[Records for this task]
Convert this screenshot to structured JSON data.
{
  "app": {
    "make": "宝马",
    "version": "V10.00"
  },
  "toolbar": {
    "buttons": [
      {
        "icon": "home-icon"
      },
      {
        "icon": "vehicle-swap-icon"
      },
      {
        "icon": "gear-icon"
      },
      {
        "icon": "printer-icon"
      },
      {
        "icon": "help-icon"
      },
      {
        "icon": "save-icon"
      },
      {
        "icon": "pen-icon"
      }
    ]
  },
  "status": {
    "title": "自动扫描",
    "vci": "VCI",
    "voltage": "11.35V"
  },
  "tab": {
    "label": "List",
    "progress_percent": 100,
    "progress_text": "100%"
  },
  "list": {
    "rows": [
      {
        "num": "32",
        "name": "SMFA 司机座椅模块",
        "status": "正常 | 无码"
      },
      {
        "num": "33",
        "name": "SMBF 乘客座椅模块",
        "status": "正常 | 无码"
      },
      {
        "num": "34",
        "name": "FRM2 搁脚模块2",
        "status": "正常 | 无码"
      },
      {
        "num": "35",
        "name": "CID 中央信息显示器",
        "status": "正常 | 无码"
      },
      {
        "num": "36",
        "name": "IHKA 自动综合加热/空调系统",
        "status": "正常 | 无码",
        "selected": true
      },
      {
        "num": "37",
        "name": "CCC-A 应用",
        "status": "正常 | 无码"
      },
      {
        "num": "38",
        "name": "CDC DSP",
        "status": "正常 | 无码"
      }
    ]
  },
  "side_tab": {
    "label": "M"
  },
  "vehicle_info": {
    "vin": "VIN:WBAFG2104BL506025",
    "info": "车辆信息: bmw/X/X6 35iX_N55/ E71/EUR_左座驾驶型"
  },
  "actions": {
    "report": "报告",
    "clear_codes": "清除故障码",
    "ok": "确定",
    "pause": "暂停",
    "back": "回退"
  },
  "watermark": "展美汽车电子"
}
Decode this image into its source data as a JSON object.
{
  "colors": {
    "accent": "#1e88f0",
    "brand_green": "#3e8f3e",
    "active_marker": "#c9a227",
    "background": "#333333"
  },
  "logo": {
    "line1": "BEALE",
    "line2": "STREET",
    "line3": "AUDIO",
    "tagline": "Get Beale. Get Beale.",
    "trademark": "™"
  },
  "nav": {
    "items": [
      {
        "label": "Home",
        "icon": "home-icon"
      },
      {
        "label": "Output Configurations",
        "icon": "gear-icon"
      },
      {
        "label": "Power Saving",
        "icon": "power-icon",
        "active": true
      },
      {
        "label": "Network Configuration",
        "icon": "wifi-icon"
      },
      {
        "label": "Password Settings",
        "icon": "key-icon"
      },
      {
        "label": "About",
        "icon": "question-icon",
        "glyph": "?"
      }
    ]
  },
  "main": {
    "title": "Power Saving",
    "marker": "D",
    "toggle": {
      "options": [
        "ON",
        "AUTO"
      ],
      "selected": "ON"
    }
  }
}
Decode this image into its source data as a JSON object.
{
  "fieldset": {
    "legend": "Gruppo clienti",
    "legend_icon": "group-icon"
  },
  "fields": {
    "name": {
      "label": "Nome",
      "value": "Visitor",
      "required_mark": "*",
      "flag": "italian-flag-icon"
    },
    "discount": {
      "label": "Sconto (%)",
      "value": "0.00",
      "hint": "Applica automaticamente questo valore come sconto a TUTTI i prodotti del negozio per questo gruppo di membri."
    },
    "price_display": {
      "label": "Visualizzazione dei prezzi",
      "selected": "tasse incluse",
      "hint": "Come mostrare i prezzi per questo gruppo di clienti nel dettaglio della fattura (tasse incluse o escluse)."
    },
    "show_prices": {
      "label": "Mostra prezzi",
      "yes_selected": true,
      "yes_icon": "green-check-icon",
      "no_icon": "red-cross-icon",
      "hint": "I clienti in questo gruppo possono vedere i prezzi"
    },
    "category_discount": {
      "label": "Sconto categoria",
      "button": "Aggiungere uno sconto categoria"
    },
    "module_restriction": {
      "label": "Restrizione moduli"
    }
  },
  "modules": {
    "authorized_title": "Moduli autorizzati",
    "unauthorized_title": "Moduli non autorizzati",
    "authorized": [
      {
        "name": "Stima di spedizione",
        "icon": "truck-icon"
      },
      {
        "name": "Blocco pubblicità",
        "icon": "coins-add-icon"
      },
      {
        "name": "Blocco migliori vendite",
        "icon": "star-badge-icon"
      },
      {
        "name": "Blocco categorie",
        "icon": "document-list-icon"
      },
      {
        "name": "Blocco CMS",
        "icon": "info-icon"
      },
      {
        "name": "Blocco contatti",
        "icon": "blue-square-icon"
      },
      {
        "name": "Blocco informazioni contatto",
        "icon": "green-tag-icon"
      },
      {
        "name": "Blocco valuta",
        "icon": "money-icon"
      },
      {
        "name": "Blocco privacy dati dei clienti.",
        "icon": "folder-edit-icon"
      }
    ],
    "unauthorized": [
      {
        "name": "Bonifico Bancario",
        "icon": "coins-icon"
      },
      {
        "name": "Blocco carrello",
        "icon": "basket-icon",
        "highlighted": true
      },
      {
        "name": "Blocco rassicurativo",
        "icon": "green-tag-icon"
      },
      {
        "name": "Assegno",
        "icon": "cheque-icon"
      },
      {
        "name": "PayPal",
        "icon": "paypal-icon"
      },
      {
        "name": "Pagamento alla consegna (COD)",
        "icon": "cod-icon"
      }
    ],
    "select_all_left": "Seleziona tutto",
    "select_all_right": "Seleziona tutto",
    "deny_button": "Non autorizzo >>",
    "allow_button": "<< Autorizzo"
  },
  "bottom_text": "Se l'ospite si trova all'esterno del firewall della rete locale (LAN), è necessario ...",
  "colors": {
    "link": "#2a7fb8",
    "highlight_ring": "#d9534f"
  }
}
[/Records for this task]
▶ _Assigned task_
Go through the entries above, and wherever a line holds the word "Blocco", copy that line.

▶ _Answer for the task_
        "name": "Blocco pubblicità",
        "name": "Blocco migliori vendite",
        "name": "Blocco categorie",
        "name": "Blocco CMS",
        "name": "Blocco contatti",
        "name": "Blocco informazioni contatto",
        "name": "Blocco valuta",
        "name": "Blocco privacy dati dei clienti.",
        "name": "Blocco carrello",
        "name": "Blocco rassicurativo",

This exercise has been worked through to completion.